Most significantly, Kerry has already worked as a discreet and able representative for Obama during his first term. While serving as chairman of the Senate’s Foreign Relations Committee, the 69-year-old Massachusetts Democrat traveled to Afghanistan, Pakistan, Egypt and Sudan, among other places, to advance U.S. aims. He delivered back-channel messages and helped to broker agreements; at a time when Afghan President Hamid Karzai was at odds with several of the administration’s senior officials, Kerry coaxed him into accepting a runoff election for president.
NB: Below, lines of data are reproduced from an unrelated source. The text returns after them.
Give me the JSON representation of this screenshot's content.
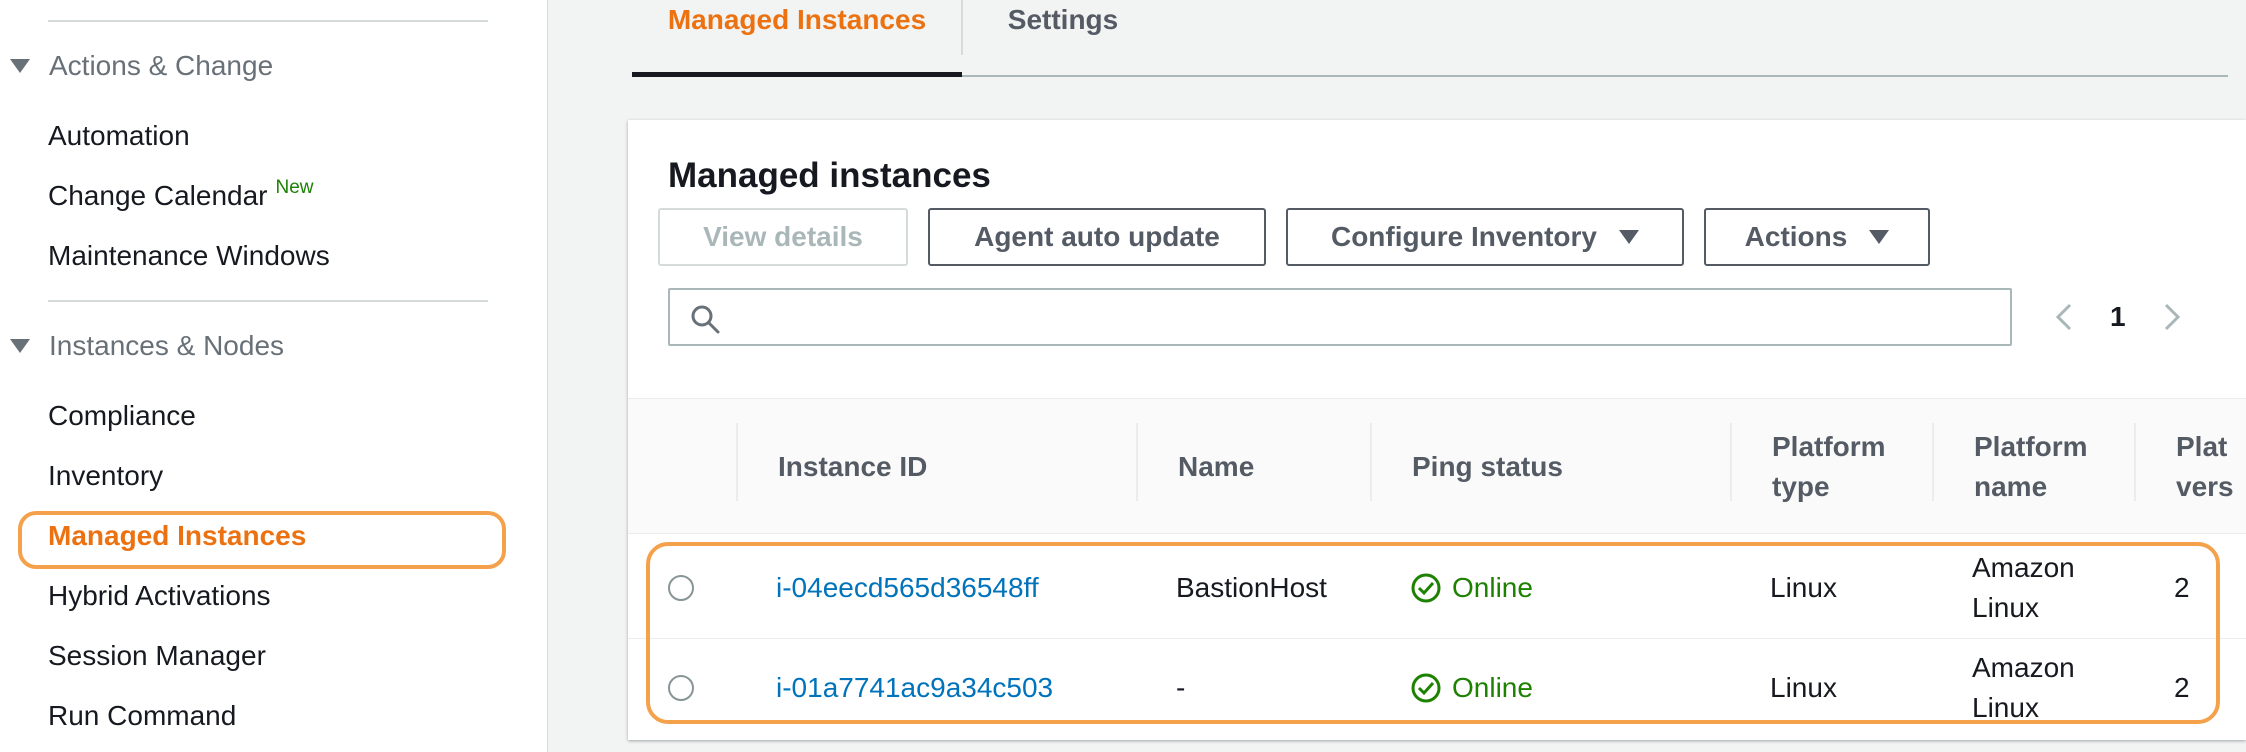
{
  "sidebar": {
    "sections": [
      {
        "title": "Actions & Change",
        "items": [
          {
            "label": "Automation"
          },
          {
            "label": "Change Calendar",
            "badge": "New"
          },
          {
            "label": "Maintenance Windows"
          }
        ]
      },
      {
        "title": "Instances & Nodes",
        "items": [
          {
            "label": "Compliance"
          },
          {
            "label": "Inventory"
          },
          {
            "label": "Managed Instances",
            "active": true
          },
          {
            "label": "Hybrid Activations"
          },
          {
            "label": "Session Manager"
          },
          {
            "label": "Run Command"
          }
        ]
      }
    ]
  },
  "tabs": [
    {
      "label": "Managed Instances",
      "active": true
    },
    {
      "label": "Settings",
      "active": false
    }
  ],
  "panel": {
    "title": "Managed instances",
    "buttons": {
      "view_details": "View details",
      "agent_auto_update": "Agent auto update",
      "configure_inventory": "Configure Inventory",
      "actions": "Actions"
    },
    "search": {
      "placeholder": "",
      "value": ""
    },
    "pagination": {
      "current_page": "1"
    }
  },
  "table": {
    "columns": [
      {
        "label": "Instance ID"
      },
      {
        "label": "Name"
      },
      {
        "label": "Ping status"
      },
      {
        "label": "Platform type"
      },
      {
        "label": "Platform name"
      },
      {
        "label": "Plat vers"
      }
    ],
    "rows": [
      {
        "instance_id": "i-04eecd565d36548ff",
        "name": "BastionHost",
        "ping_status": "Online",
        "platform_type": "Linux",
        "platform_name": "Amazon Linux",
        "platform_version": "2"
      },
      {
        "instance_id": "i-01a7741ac9a34c503",
        "name": "-",
        "ping_status": "Online",
        "platform_type": "Linux",
        "platform_name": "Amazon Linux",
        "platform_version": "2"
      }
    ]
  },
  "colors": {
    "accent": "#ec7211",
    "highlight_ring": "#f5a14c",
    "link": "#0073bb",
    "success": "#1d8102"
  },
  "icons": {
    "search": "search-icon",
    "online": "check-circle-icon",
    "caret": "caret-down-icon",
    "prev": "chevron-left-icon",
    "next": "chevron-right-icon"
  }
}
A believer in Bill Clinton’s vision of the United States as “the indispensable nation,” Kerry pushed the more cautious Obama toward two of his most important foreign policy decisions, the intervention in Libya and the endorsement of Hosni Mubarak’s departure from the Egyptian presidency. He also played a critical role in one of the president’s most notable successes, the Senate’s ratification of a new nuclear arms treaty with Russia. Tackling one of the most difficult U.S. relationships, with Pakistan, Kerry has advocated a long-range strategy of promoting economic development to balance short-term military cooperation.
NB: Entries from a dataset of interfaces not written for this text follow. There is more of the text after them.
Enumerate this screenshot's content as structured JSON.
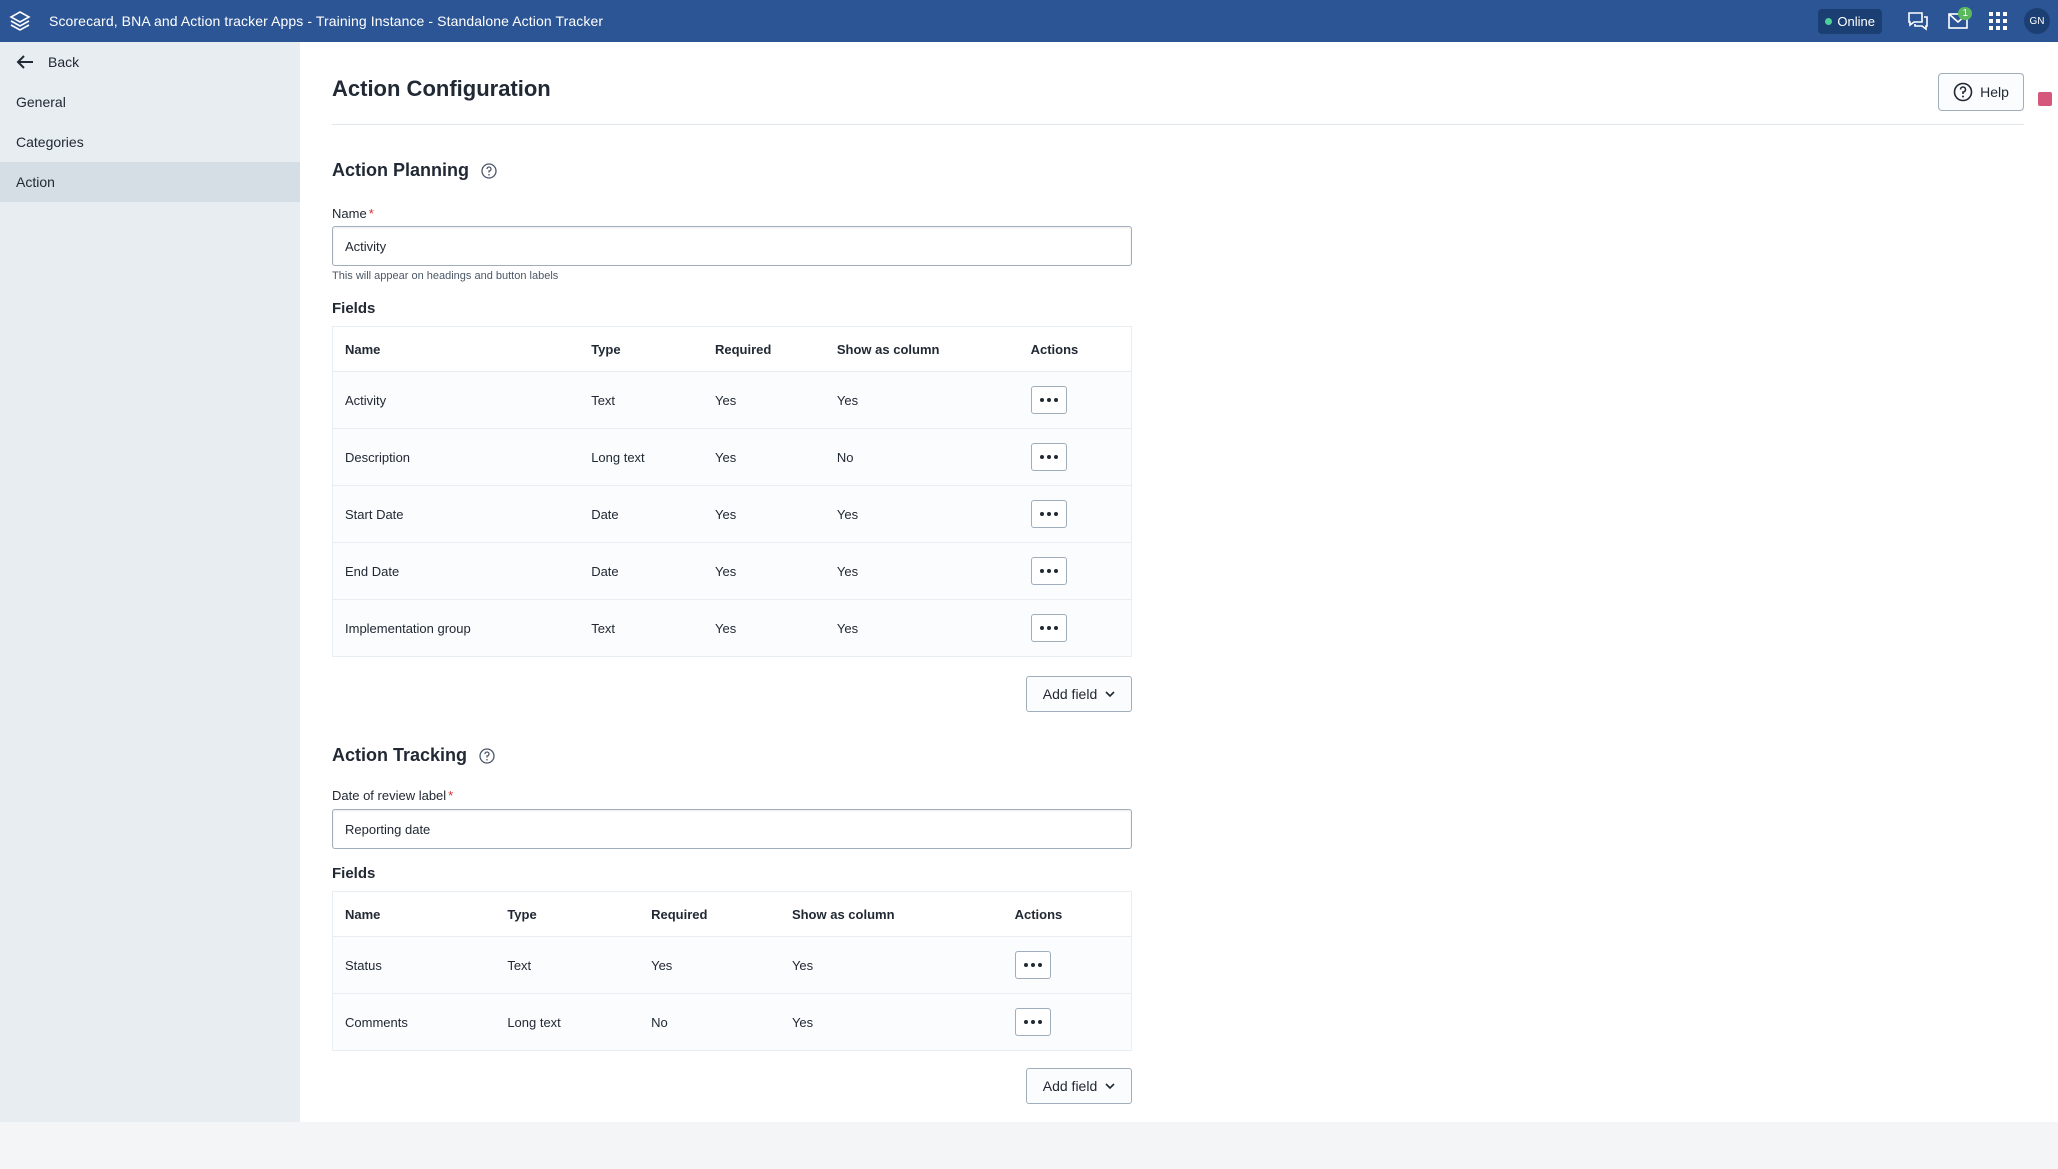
{
  "header": {
    "title": "Scorecard, BNA and Action tracker Apps - Training Instance - Standalone Action Tracker",
    "status": "Online",
    "notification_count": "1",
    "avatar_initials": "GN"
  },
  "sidebar": {
    "back_label": "Back",
    "items": [
      {
        "label": "General"
      },
      {
        "label": "Categories"
      },
      {
        "label": "Action"
      }
    ]
  },
  "main": {
    "title": "Action Configuration",
    "help_label": "Help",
    "planning": {
      "title": "Action Planning",
      "name_label": "Name",
      "name_value": "Activity",
      "name_help": "This will appear on headings and button labels",
      "fields_heading": "Fields",
      "columns": [
        "Name",
        "Type",
        "Required",
        "Show as column",
        "Actions"
      ],
      "rows": [
        {
          "name": "Activity",
          "type": "Text",
          "required": "Yes",
          "show": "Yes"
        },
        {
          "name": "Description",
          "type": "Long text",
          "required": "Yes",
          "show": "No"
        },
        {
          "name": "Start Date",
          "type": "Date",
          "required": "Yes",
          "show": "Yes"
        },
        {
          "name": "End Date",
          "type": "Date",
          "required": "Yes",
          "show": "Yes"
        },
        {
          "name": "Implementation group",
          "type": "Text",
          "required": "Yes",
          "show": "Yes"
        }
      ],
      "add_field_label": "Add field"
    },
    "tracking": {
      "title": "Action Tracking",
      "date_label": "Date of review label",
      "date_value": "Reporting date",
      "fields_heading": "Fields",
      "columns": [
        "Name",
        "Type",
        "Required",
        "Show as column",
        "Actions"
      ],
      "rows": [
        {
          "name": "Status",
          "type": "Text",
          "required": "Yes",
          "show": "Yes"
        },
        {
          "name": "Comments",
          "type": "Long text",
          "required": "No",
          "show": "Yes"
        }
      ],
      "add_field_label": "Add field"
    }
  },
  "colors": {
    "header_bg": "#2c5596",
    "sidebar_bg": "#e8edf2",
    "required_mark": "#d32f2f",
    "online_dot": "#4dd09a"
  }
}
As secretary of state, Kerry would find himself most often carrying out policies forged at the White House rather than implementing his own vision. The senator is known for his conviction that the United States should do more to broker an agreement between Israelis and Palestinians, but that worthy goal is looking more remote than ever as hard-liners on both sides gain ascendancy. A better focus for the next secretary would be trying to shape the direction of the turbulent Arab Middle East.
Kerry shares one of Obama’s greatest weaknesses: an excessive faith in the potential benefits of “engagement” with rogue regimes and dictators. In particular, Kerry’s repeated attempts to foster a dialogue with Syrian ruler Bashar Assad offer a case study of how such diplomacy can go wrong. The cynical Assad convinced Kerry that he was a “reformer” who sought peace with Israel – conclusions that, as the past 18 months have shown, could not have been more wrong.
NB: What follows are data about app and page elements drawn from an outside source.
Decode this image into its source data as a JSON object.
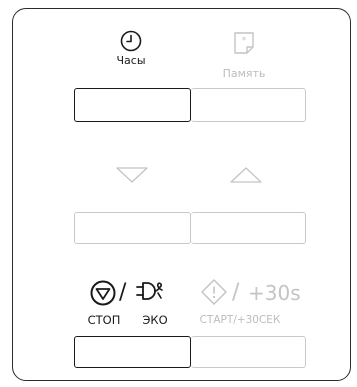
{
  "panel": {
    "clock": {
      "label": "Часы",
      "icon": "clock-icon",
      "active": true
    },
    "memory": {
      "label": "Память",
      "icon": "memory-star-icon",
      "active": false
    },
    "down_arrow": {
      "icon": "triangle-down-icon",
      "active": false
    },
    "up_arrow": {
      "icon": "triangle-up-icon",
      "active": false
    },
    "stop_eco": {
      "stop_label": "СТОП",
      "eco_label": "ЭКО",
      "separator": "/",
      "stop_icon": "stop-icon",
      "eco_icon": "eco-plug-icon",
      "active": true
    },
    "start": {
      "label": "СТАРТ/+30СЕК",
      "separator": "/",
      "plus_text": "+30s",
      "icon": "start-diamond-icon",
      "active": false
    }
  },
  "colors": {
    "active": "#1a1a1a",
    "inactive": "#c4c4c4",
    "border": "#2b2b2b"
  }
}
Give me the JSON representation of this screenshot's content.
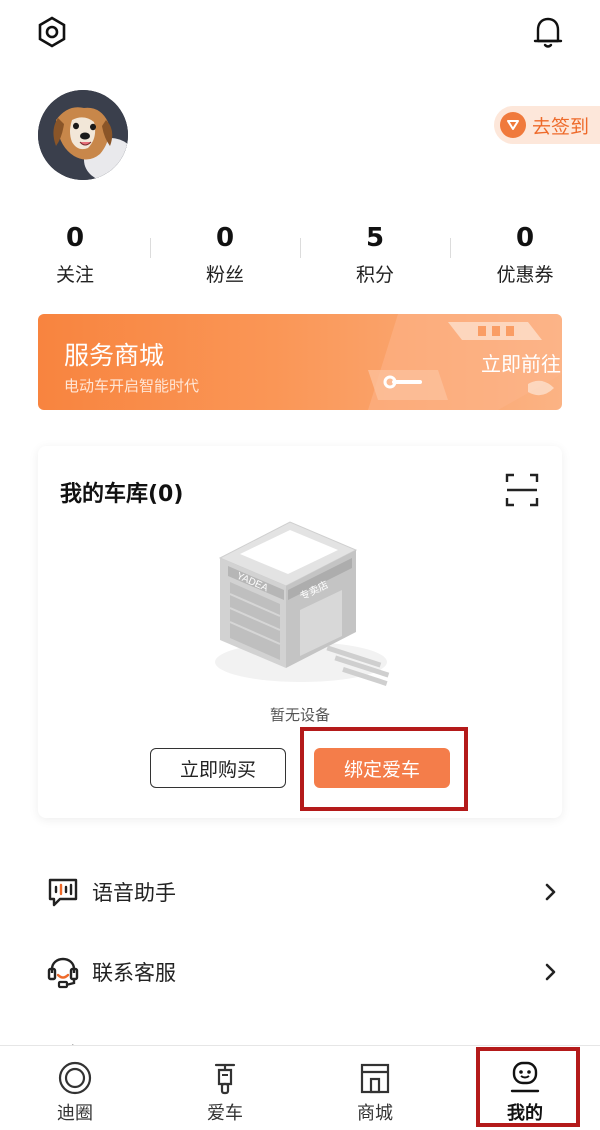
{
  "header": {
    "settings_icon": "hexagon-settings-icon",
    "bell_icon": "bell-icon"
  },
  "profile": {
    "avatar": "dog-avatar",
    "checkin_label": "去签到"
  },
  "stats": [
    {
      "value": "0",
      "label": "关注"
    },
    {
      "value": "0",
      "label": "粉丝"
    },
    {
      "value": "5",
      "label": "积分"
    },
    {
      "value": "0",
      "label": "优惠券"
    }
  ],
  "banner": {
    "title": "服务商城",
    "subtitle": "电动车开启智能时代",
    "action": "立即前往"
  },
  "garage": {
    "title": "我的车库(0)",
    "store_sign_brand": "YADEA",
    "store_sign_text": "专卖店",
    "empty_text": "暂无设备",
    "buy_label": "立即购买",
    "bind_label": "绑定爱车"
  },
  "menu": [
    {
      "label": "语音助手",
      "icon": "voice-assistant-icon"
    },
    {
      "label": "联系客服",
      "icon": "customer-service-icon"
    }
  ],
  "tabs": [
    {
      "label": "迪圈",
      "icon": "circle-icon"
    },
    {
      "label": "爱车",
      "icon": "scooter-icon"
    },
    {
      "label": "商城",
      "icon": "store-icon"
    },
    {
      "label": "我的",
      "icon": "profile-icon",
      "active": true
    }
  ],
  "colors": {
    "accent": "#f47d4a",
    "highlight_box": "#b41a1a",
    "banner_start": "#f8843f"
  }
}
Kerry’s dedication to dialogue even with U.S. enemies makes some sense for a secretary of state. But Obama’s new Cabinet could also benefit from the balance provided in the first term by figures such as Hillary Rodham Clinton and Robert M. Gates, who took a more skeptical view of “engagement” and favored steps such as the surge of troops in Afghanistan.
Kerry’s confirmation as secretary of state would be a rare achievement for a losing presidential candidate. It’s one he has earned, and we expect he would serve the country well.